WHAT YOU HAVE TO DO » Check each line below for the word "Class", and copy those that have it.

Records from a data source »

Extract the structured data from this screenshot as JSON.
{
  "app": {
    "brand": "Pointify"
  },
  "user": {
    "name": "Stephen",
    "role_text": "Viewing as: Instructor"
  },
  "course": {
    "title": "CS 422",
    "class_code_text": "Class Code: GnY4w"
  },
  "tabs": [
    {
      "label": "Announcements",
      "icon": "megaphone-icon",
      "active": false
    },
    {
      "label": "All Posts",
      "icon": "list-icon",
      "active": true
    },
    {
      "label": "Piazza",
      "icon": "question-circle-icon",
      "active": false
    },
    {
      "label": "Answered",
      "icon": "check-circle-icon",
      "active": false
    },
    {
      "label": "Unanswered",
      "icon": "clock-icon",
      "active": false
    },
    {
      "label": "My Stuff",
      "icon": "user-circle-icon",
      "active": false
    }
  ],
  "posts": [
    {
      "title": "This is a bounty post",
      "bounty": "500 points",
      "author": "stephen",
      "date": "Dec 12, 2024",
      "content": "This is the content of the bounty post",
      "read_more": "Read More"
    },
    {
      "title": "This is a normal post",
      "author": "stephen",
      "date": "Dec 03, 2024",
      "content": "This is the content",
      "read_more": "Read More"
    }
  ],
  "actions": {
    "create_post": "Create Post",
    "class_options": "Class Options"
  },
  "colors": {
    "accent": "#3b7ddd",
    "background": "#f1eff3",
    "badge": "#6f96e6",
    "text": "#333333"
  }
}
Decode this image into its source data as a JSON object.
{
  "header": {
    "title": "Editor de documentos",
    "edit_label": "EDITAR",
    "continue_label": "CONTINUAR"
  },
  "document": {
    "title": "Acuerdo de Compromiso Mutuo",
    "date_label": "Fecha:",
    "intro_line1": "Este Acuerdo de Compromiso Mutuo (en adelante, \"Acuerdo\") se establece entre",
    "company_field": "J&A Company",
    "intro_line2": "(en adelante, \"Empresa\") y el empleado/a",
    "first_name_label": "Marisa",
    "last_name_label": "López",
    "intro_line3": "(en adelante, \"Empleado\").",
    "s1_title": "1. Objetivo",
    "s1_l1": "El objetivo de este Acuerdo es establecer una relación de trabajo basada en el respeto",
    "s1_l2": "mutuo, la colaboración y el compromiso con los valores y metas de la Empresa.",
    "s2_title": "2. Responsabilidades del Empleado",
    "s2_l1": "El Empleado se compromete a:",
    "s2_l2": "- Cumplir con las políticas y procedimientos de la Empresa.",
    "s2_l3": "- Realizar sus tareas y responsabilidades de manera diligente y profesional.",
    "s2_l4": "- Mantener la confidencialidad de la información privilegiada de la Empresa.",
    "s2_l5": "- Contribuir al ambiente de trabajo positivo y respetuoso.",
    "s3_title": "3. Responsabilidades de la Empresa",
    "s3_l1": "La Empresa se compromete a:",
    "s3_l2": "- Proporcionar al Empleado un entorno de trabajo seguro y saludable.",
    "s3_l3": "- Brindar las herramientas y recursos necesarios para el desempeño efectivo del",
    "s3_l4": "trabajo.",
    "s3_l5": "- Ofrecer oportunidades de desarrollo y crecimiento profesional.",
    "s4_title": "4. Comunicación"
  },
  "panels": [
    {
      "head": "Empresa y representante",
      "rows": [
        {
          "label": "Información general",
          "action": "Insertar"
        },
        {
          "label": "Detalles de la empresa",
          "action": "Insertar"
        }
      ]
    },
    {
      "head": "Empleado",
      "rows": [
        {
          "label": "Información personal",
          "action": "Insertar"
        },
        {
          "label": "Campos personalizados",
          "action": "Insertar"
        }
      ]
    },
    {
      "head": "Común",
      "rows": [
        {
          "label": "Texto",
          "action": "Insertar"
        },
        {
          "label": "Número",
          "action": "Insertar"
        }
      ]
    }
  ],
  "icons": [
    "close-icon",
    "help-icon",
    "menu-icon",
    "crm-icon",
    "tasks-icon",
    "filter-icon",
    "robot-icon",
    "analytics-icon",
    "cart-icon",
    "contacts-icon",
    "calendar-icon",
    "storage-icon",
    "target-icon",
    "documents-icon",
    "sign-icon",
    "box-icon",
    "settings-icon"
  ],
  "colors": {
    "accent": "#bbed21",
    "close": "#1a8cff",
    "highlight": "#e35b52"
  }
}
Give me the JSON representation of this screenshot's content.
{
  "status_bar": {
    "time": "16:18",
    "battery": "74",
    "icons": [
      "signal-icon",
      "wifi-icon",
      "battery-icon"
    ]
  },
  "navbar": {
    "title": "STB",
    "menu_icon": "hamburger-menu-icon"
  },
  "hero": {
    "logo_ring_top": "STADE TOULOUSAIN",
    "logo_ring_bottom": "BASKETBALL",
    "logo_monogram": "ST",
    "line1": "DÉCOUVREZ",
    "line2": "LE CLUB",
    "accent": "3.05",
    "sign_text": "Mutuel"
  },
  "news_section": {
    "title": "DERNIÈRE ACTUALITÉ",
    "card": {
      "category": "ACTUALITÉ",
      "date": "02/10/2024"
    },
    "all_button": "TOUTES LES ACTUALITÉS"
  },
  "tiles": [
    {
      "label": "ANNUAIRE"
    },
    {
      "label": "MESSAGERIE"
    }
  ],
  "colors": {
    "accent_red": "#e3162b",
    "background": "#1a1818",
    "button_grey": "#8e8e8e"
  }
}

FINISHED TASK »
    "class_code_text": "Class Code: GnY4w"
    "class_options": "Class Options"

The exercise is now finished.